That CCC would enlist paid consultants to help “re-brand” the ministry is a testimony to how much the American Church has bought into the whole corporate marketing model. (I come from a Fortune 500 corporate background!) I still distinctly remember the gifted Bible teacher, Crawford Loritts (a former CCC staff member and now Senior Pastor at Fellowship Bible Church in Roswell, Georgia) bringing a message in which he said, “The Greeks turned Christianity into a philosophy, the Romans turned it into a religion, but we (Americans) have turned it into a business.” Space does not permit further discussion of the slick marketing campaigns, high pressure fund-raising tactics, and worldly-wise, corporate style approaches of which I am well aware have been used extensively by Campus Crusade for Christ in recent years. I got so fed up with it that I asked to be excluded from their mailing list. That the leadership unanimously approved the name change shows just how far group-think can go in decision-making, even in Christian organizations.

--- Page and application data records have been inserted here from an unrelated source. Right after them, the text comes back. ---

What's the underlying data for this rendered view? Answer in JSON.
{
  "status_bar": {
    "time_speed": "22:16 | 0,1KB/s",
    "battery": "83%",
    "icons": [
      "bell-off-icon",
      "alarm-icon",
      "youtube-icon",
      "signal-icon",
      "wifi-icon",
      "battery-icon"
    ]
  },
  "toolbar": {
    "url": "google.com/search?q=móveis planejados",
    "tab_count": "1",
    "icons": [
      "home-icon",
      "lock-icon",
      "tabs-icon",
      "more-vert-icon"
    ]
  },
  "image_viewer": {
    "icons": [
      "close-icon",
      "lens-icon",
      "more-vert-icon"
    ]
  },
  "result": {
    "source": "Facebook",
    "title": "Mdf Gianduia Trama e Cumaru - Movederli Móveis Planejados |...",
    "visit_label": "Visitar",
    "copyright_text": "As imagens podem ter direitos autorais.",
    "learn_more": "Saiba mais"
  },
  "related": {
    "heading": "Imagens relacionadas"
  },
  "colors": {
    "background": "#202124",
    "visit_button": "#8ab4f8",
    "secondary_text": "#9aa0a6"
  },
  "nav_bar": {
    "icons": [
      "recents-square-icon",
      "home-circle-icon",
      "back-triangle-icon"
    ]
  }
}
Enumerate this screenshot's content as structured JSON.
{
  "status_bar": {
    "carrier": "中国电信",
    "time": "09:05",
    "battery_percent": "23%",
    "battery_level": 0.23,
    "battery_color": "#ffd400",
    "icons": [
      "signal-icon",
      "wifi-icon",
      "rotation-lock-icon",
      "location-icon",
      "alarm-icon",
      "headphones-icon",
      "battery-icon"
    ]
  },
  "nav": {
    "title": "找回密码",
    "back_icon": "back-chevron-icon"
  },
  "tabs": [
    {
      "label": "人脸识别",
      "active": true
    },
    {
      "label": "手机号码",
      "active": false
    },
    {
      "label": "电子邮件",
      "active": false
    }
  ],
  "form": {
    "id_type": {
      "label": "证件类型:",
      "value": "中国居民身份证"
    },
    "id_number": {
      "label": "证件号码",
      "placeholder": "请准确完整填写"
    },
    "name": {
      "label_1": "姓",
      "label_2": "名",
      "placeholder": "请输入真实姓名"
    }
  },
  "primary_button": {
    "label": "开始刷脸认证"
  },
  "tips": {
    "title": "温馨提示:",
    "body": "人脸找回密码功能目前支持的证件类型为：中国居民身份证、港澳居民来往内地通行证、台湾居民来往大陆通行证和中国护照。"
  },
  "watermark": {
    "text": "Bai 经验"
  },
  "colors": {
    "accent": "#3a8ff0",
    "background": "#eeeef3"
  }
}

This whole affair underscores, in my opinion, the larger problem which is occurring more and more often in churches and para-church organizations across our land: an attempt to make culturally relevant the Gospel of Jesus Christ, and in so doing, to lose the power and distinctiveness that go along with being called by His name, and calling others to the name of Christ.